Ethiopia: A Guide to My Favorite Coffee Origin

Coffee has become a hot commodity in almost every country around the world. According to National Geographic, coffee is the second most widely consumed drink in the world after tea, but when it brews, I mean, boils down to it, how did coffee become so popular and where did it all begin? Here’s the telling history behind coffee and how it came to be the go-to drink to start your day.

What is Ethiopian Coffee?

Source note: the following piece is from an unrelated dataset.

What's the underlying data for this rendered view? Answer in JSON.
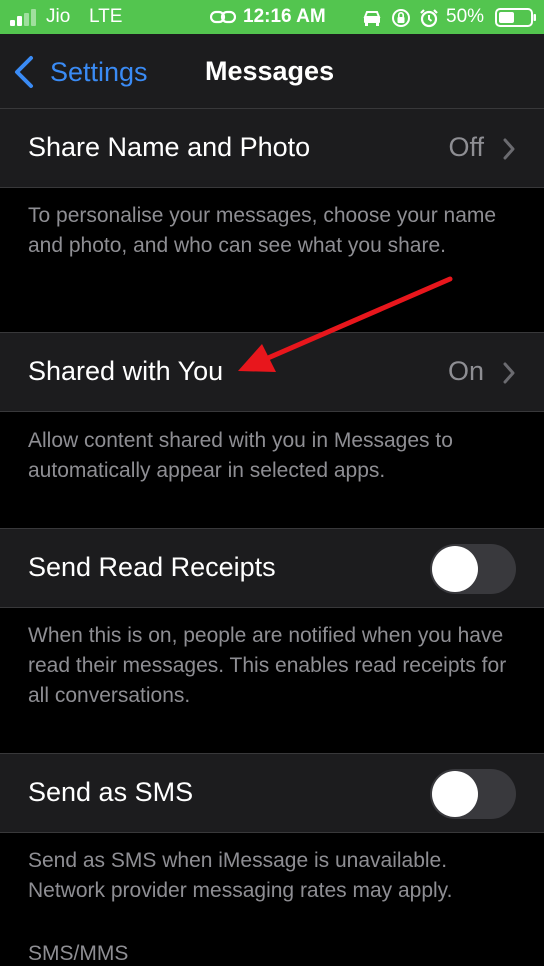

Simply put, Ethiopian coffee is coffee that is grown in Ethiopia. There are no concrete answers on exactly when coffee was discovered, however, the overwhelming consensus is that it started with an Abssynian (Ethiopian) goat herder in 850 A.D., Kaldi, who stumbled upon coffee after finding that his goats were full of energy from consuming the coffee cherries. Weird beginnings, but we’ll take it. After taking these cherries to a local monk who brewed the coffee cherries, word quickly spread across the Arabian peninsula and thus began the official cultivation and trade of coffee as a cross-cultural commodity.

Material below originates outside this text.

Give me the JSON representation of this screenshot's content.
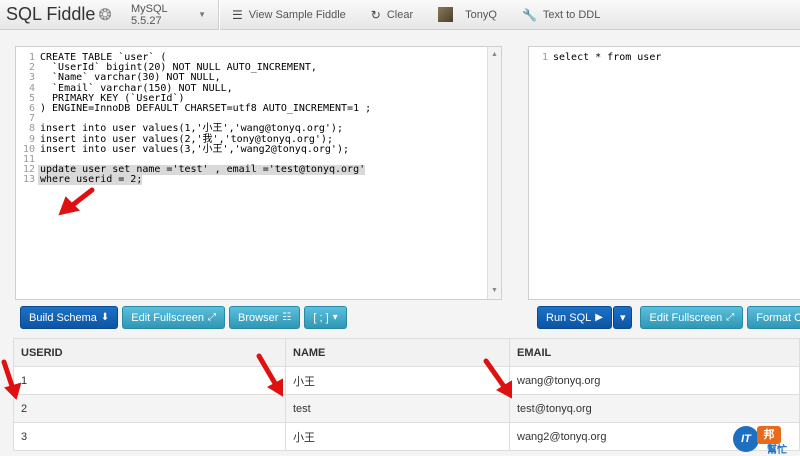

By the 15th century, coffee became an increasingly popular drink often enjoyed in social settings and at home. Whether you were heading to a local festival or enjoying breakfast with family on a Saturday morning, locals in Yemen, Syria, Ethiopia, ancient Persia, Egypt, and Turkey could all be found enjoying a fresh cup of coffee.